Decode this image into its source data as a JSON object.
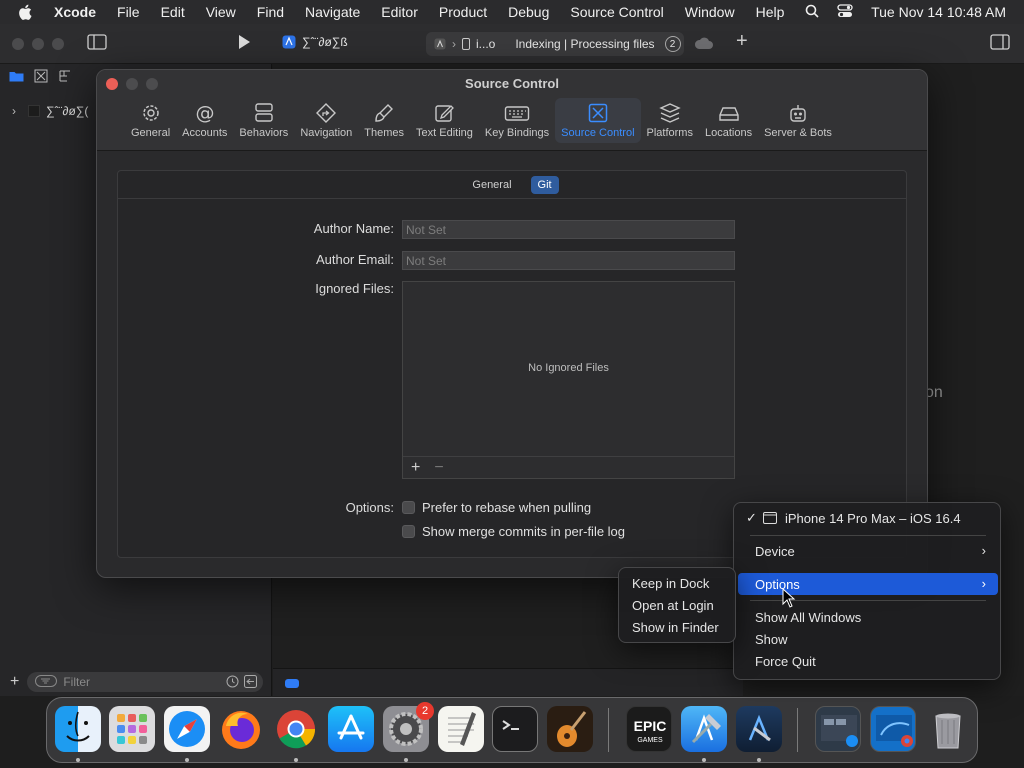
{
  "menubar": {
    "app_name": "Xcode",
    "items": [
      "File",
      "Edit",
      "View",
      "Find",
      "Navigate",
      "Editor",
      "Product",
      "Debug",
      "Source Control",
      "Window",
      "Help"
    ],
    "datetime": "Tue Nov 14  10:48 AM"
  },
  "xcode": {
    "scheme": "∑ˆ¨∂ø∑ß",
    "activity_target": "i...o",
    "activity_status": "Indexing | Processing files",
    "activity_count": "2",
    "project_node": "∑ˆ¨∂ø∑(",
    "filter_placeholder": "Filter",
    "right_fragment": "on"
  },
  "settings": {
    "title": "Source Control",
    "tabs": [
      {
        "label": "General",
        "icon": "gear-icon"
      },
      {
        "label": "Accounts",
        "icon": "at-icon"
      },
      {
        "label": "Behaviors",
        "icon": "behaviors-icon"
      },
      {
        "label": "Navigation",
        "icon": "navigation-icon"
      },
      {
        "label": "Themes",
        "icon": "brush-icon"
      },
      {
        "label": "Text Editing",
        "icon": "pencil-icon"
      },
      {
        "label": "Key Bindings",
        "icon": "keyboard-icon"
      },
      {
        "label": "Source Control",
        "icon": "source-control-icon"
      },
      {
        "label": "Platforms",
        "icon": "platforms-icon"
      },
      {
        "label": "Locations",
        "icon": "drive-icon"
      },
      {
        "label": "Server & Bots",
        "icon": "server-icon"
      }
    ],
    "active_tab": "Source Control",
    "segments": [
      "General",
      "Git"
    ],
    "active_segment": "Git",
    "author_name_label": "Author Name:",
    "author_name_placeholder": "Not Set",
    "author_email_label": "Author Email:",
    "author_email_placeholder": "Not Set",
    "ignored_files_label": "Ignored Files:",
    "ignored_empty": "No Ignored Files",
    "options_label": "Options:",
    "option_rebase": "Prefer to rebase when pulling",
    "option_merge": "Show merge commits in per-file log"
  },
  "context_menu": {
    "device_item": "iPhone 14 Pro Max – iOS 16.4",
    "device": "Device",
    "options": "Options",
    "show_all_windows": "Show All Windows",
    "show": "Show",
    "force_quit": "Force Quit"
  },
  "submenu": {
    "keep_in_dock": "Keep in Dock",
    "open_at_login": "Open at Login",
    "show_in_finder": "Show in Finder"
  },
  "dock": {
    "apps": [
      "finder-icon",
      "launchpad-icon",
      "safari-icon",
      "firefox-icon",
      "chrome-icon",
      "app-store-icon",
      "system-settings-icon",
      "textedit-icon",
      "terminal-icon",
      "garageband-icon",
      "epic-games-icon",
      "xcode-icon",
      "instruments-icon",
      "recent-window-icon",
      "recent-window-icon",
      "trash-icon"
    ],
    "settings_badge": "2",
    "epic_label_1": "EPIC",
    "epic_label_2": "GAMES"
  },
  "colors": {
    "accent": "#2f7cf6",
    "selected_menu": "#1d5ad8",
    "active_tab": "#3a8dff"
  }
}
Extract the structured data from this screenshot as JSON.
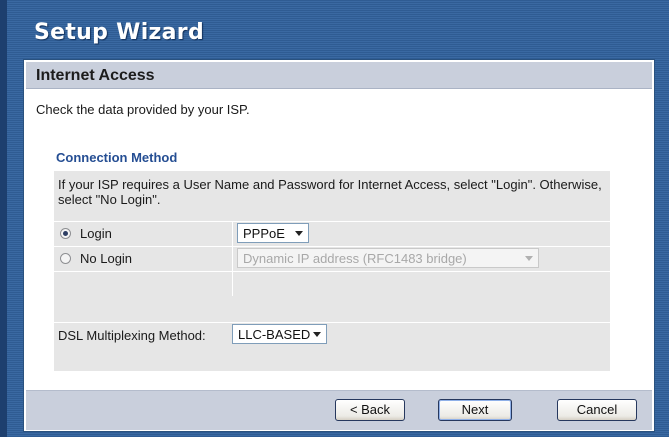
{
  "window": {
    "title": "Setup Wizard"
  },
  "panel": {
    "title": "Internet Access",
    "intro": "Check the data provided by your ISP."
  },
  "connection": {
    "section_title": "Connection Method",
    "description": "If your ISP requires a User Name and Password for Internet Access, select \"Login\". Otherwise, select \"No Login\".",
    "login_label": "Login",
    "login_selected": true,
    "login_type_value": "PPPoE",
    "no_login_label": "No Login",
    "no_login_type_value": "Dynamic IP address (RFC1483 bridge)"
  },
  "dsl": {
    "label": "DSL Multiplexing Method:",
    "value": "LLC-BASED"
  },
  "buttons": {
    "back": "< Back",
    "next": "Next",
    "cancel": "Cancel"
  }
}
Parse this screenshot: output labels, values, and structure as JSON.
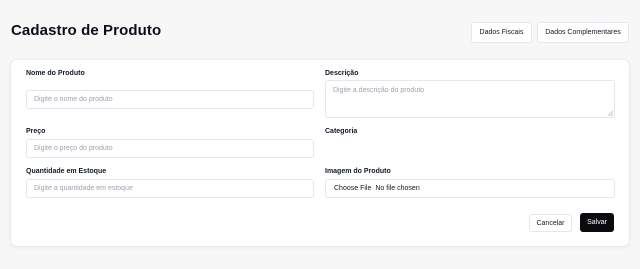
{
  "header": {
    "title": "Cadastro de Produto",
    "btn_fiscais": "Dados Fiscais",
    "btn_complementares": "Dados Complementares"
  },
  "form": {
    "nome": {
      "label": "Nome do Produto",
      "placeholder": "Digite o nome do produto"
    },
    "descricao": {
      "label": "Descrição",
      "placeholder": "Digite a descrição do produto"
    },
    "preco": {
      "label": "Preço",
      "placeholder": "Digite o preço do produto"
    },
    "categoria": {
      "label": "Categoria"
    },
    "quantidade": {
      "label": "Quantidade em Estoque",
      "placeholder": "Digite a quantidade em estoque"
    },
    "imagem": {
      "label": "Imagem do Produto",
      "choose": "Choose File",
      "status": "No file chosen"
    }
  },
  "actions": {
    "cancel": "Cancelar",
    "save": "Salvar"
  }
}
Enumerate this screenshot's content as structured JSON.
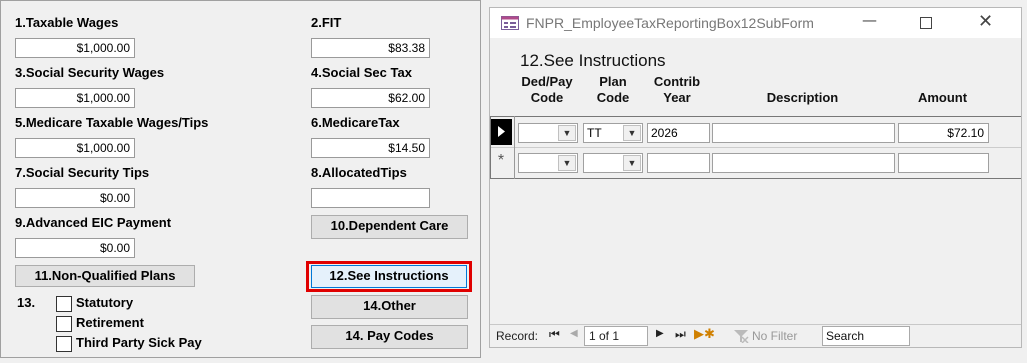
{
  "left": {
    "taxable_wages": {
      "label": "1.Taxable Wages",
      "value": "$1,000.00"
    },
    "fit": {
      "label": "2.FIT",
      "value": "$83.38"
    },
    "ss_wages": {
      "label": "3.Social Security Wages",
      "value": "$1,000.00"
    },
    "ss_tax": {
      "label": "4.Social Sec Tax",
      "value": "$62.00"
    },
    "medicare_wages": {
      "label": "5.Medicare Taxable Wages/Tips",
      "value": "$1,000.00"
    },
    "medicare_tax": {
      "label": "6.MedicareTax",
      "value": "$14.50"
    },
    "ss_tips": {
      "label": "7.Social Security Tips",
      "value": "$0.00"
    },
    "allocated_tips": {
      "label": "8.AllocatedTips",
      "value": ""
    },
    "eic": {
      "label": "9.Advanced EIC Payment",
      "value": "$0.00"
    },
    "dependent_care_btn": "10.Dependent Care",
    "non_qualified_btn": "11.Non-Qualified Plans",
    "see_instructions_btn": "12.See Instructions",
    "other_btn": "14.Other",
    "pay_codes_btn": "14. Pay Codes",
    "box13_label": "13.",
    "checkboxes": [
      "Statutory",
      "Retirement",
      "Third Party Sick Pay"
    ]
  },
  "subform": {
    "title": "FNPR_EmployeeTaxReportingBox12SubForm",
    "heading": "12.See Instructions",
    "columns": {
      "ded": [
        "Ded/Pay",
        "Code"
      ],
      "plan": [
        "Plan",
        "Code"
      ],
      "contrib": [
        "Contrib",
        "Year"
      ],
      "description": "Description",
      "amount": "Amount"
    },
    "rows": [
      {
        "ded_code": "",
        "plan_code": "TT",
        "year": "2026",
        "description": "",
        "amount": "$72.10"
      }
    ],
    "new_row_marker": "*",
    "nav": {
      "record_label": "Record:",
      "position": "1 of 1",
      "filter": "No Filter",
      "search_placeholder": "Search"
    }
  },
  "colors": {
    "highlight": "#e00000",
    "window_bg": "#f0f0f0"
  }
}
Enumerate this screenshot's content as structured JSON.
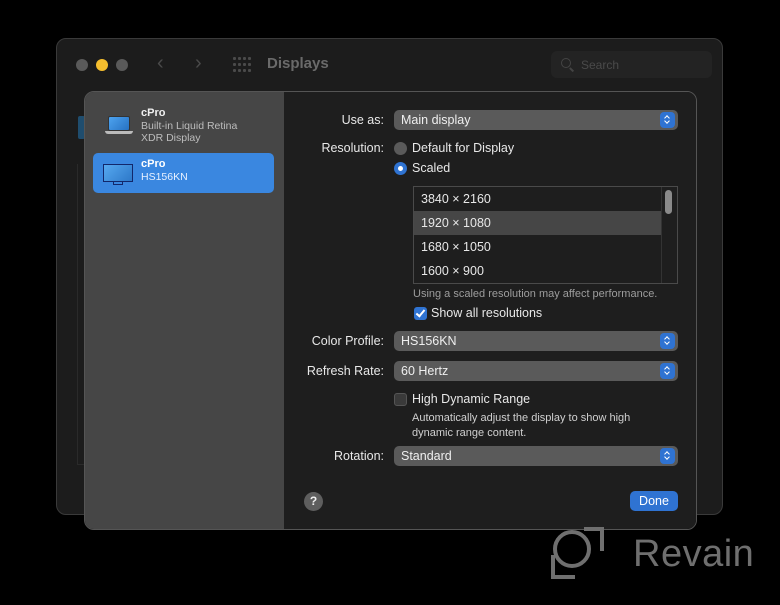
{
  "window": {
    "title": "Displays",
    "search_placeholder": "Search",
    "traffic_lights": {
      "close": "#5a5a5a",
      "minimize": "#f5be2e",
      "zoom": "#5a5a5a"
    }
  },
  "sidebar": {
    "items": [
      {
        "name": "cPro",
        "subtitle_line1": "Built-in Liquid Retina",
        "subtitle_line2": "XDR Display",
        "icon": "laptop-icon",
        "selected": false
      },
      {
        "name": "cPro",
        "subtitle_line1": "HS156KN",
        "subtitle_line2": "",
        "icon": "monitor-icon",
        "selected": true
      }
    ]
  },
  "settings": {
    "use_as": {
      "label": "Use as:",
      "value": "Main display"
    },
    "resolution": {
      "label": "Resolution:",
      "options": [
        {
          "label": "Default for Display",
          "selected": false
        },
        {
          "label": "Scaled",
          "selected": true
        }
      ],
      "list": [
        {
          "value": "3840 × 2160",
          "selected": false
        },
        {
          "value": "1920 × 1080",
          "selected": true
        },
        {
          "value": "1680 × 1050",
          "selected": false
        },
        {
          "value": "1600 × 900",
          "selected": false
        }
      ],
      "note": "Using a scaled resolution may affect performance.",
      "show_all": {
        "label": "Show all resolutions",
        "checked": true
      }
    },
    "color_profile": {
      "label": "Color Profile:",
      "value": "HS156KN"
    },
    "refresh_rate": {
      "label": "Refresh Rate:",
      "value": "60 Hertz"
    },
    "hdr": {
      "label": "High Dynamic Range",
      "checked": false,
      "description_line1": "Automatically adjust the display to show high",
      "description_line2": "dynamic range content."
    },
    "rotation": {
      "label": "Rotation:",
      "value": "Standard"
    }
  },
  "footer": {
    "help_label": "?",
    "done_label": "Done"
  },
  "watermark": {
    "text": "Revain"
  },
  "colors": {
    "accent": "#2f73d2",
    "selection": "#3a87e0"
  }
}
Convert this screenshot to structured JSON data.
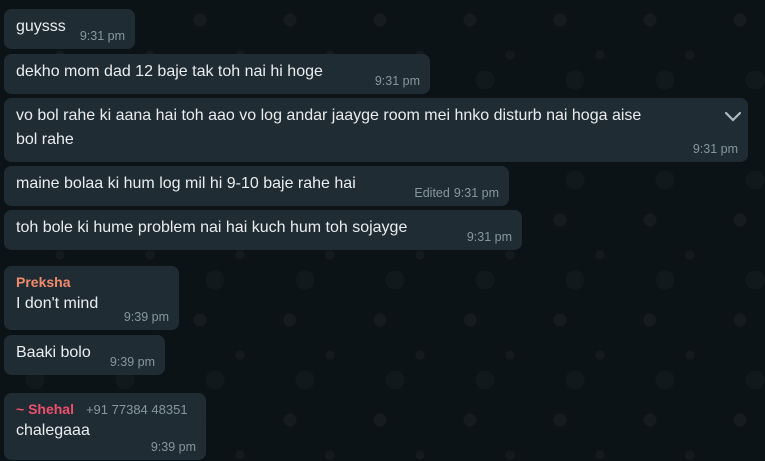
{
  "colors": {
    "background": "#0b141a",
    "bubble": "#202c33",
    "text": "#e9edef",
    "meta": "#8696a0",
    "sender_preksha": "#f28b6c",
    "sender_shehal": "#ef4f6d"
  },
  "messages": [
    {
      "text": "guysss",
      "time": "9:31 pm"
    },
    {
      "text": "dekho mom dad 12 baje tak toh nai hi hoge",
      "time": "9:31 pm"
    },
    {
      "text": "vo bol rahe ki aana hai toh aao vo log andar jaayge room mei hnko disturb nai hoga aise",
      "text2": "bol rahe",
      "time": "9:31 pm",
      "icon": "chevron-down-icon"
    },
    {
      "text": "maine bolaa ki hum log mil hi 9-10 baje rahe hai",
      "edited": "Edited",
      "time": "9:31 pm"
    },
    {
      "text": "toh bole ki hume problem nai hai kuch hum toh sojayge",
      "time": "9:31 pm"
    },
    {
      "sender": "Preksha",
      "text": "I don't mind",
      "time": "9:39 pm"
    },
    {
      "text": "Baaki bolo",
      "time": "9:39 pm"
    },
    {
      "sender": "~ Shehal",
      "phone": "+91 77384 48351",
      "text": "chalegaaa",
      "time": "9:39 pm"
    }
  ]
}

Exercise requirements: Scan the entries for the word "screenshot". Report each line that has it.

Response area:
Extract the structured data from this screenshot as JSON.
Parse this screenshot: output labels, values, and structure as JSON.
Enumerate this screenshot's content as structured JSON.
Enumerate this screenshot's content as structured JSON.
Convert this screenshot to structured JSON data.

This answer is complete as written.